In the last month i've read some of the PLUTO-sdr documentation and came up with a few questions.
I am a hobbyist, I am trying to build some basic communication modems and some radar applications (probably bistatic), in doing so the following question arose:
1. continuous IQ streaming -
Is there a way of continuously IQ streaming using the given simple MATLAB API?
2.lib-iio VS FPGA design
Failing to continuously stream IQ data using the given API I'm thinking of getting more into lib-iio, (I am electrical engeneer but with no embedded systems experience) is my following understanding is right?
a. lib-iio is running over the linux core installed on the ARM-A9
b. writing an application using the lib-iio is easier over C compiler (rather than matlab)
c. it is possible to continuously stream IQ data over USB using the lib-iio
FPGA design VS ARM-A9 design
a. what is the incentive in programming directly the FPGA over controlling it using the ARM-A9? is it only good for ad-hok application using the real-time advantages of FPGA?
1. I'm not really sure your definition of continuous streaming but you can continuously pull buffers from PlutoSDR as these examples do: https://www.mathworks.com/help/supportpkg/plutoradio/ref/comm…
1. I'm not really sure your definition of continuous streaming but you can continuously pull buffers from PlutoSDR as these examples do: https://www.mathworks.com/help/supportpkg/plutoradio/ref/comm.sdrrxpluto-system-object.html
2. The libiio API is more feature-rich but also more complex, so I would not default to it.
a. This is documented here: https://wiki.analog.com/resources/tools-software/linux-software/libiio

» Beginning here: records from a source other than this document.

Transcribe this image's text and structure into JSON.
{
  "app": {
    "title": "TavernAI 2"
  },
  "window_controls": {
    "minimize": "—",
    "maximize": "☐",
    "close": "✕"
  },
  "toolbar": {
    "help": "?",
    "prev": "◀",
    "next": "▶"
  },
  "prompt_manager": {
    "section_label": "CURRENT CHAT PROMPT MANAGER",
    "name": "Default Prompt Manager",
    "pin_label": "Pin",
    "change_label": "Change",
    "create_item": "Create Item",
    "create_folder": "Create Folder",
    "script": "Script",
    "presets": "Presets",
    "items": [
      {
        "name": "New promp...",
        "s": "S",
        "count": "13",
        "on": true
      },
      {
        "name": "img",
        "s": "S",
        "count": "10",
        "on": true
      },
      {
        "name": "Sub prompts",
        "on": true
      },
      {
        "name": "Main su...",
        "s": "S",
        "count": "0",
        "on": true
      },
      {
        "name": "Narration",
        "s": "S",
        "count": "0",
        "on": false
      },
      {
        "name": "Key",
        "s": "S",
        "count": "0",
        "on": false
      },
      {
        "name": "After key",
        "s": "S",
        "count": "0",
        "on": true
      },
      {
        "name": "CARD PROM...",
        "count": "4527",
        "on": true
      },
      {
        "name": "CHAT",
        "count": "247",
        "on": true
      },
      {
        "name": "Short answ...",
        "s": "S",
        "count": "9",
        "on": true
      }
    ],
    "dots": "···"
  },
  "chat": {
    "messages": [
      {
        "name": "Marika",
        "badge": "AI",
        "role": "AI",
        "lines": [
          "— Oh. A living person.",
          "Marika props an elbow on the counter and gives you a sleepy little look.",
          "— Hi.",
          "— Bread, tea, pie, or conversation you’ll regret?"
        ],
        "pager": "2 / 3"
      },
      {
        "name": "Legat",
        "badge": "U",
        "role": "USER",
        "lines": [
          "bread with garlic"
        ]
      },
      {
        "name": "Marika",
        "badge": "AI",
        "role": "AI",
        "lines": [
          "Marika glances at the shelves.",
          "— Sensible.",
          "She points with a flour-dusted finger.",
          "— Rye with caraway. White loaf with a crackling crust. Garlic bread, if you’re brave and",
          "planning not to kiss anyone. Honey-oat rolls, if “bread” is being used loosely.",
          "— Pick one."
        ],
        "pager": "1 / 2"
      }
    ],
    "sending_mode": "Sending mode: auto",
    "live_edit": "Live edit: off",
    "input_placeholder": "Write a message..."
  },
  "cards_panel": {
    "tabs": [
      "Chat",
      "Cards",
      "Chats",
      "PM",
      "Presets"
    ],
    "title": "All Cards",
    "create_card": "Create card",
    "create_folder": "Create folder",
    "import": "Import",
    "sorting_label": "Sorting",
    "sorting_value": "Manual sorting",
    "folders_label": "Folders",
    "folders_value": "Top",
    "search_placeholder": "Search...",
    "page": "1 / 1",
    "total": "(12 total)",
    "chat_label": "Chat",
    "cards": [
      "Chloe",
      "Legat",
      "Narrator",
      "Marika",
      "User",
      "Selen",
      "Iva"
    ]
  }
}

b. libiio is a C API and MATLAB uses this under the hood. Unless you are very very good at C and not seasoned about using MATLAB I would argue that MATLAB is much much easier.
c. Yes, depending on sample rate.
3. The FPGA is better for fixed math which needs to operate on every sample and is deterministic, but the design is more complex. Software is easier to write but performance is not as good (usually) and operations are not guaranteed in a certain amount of time.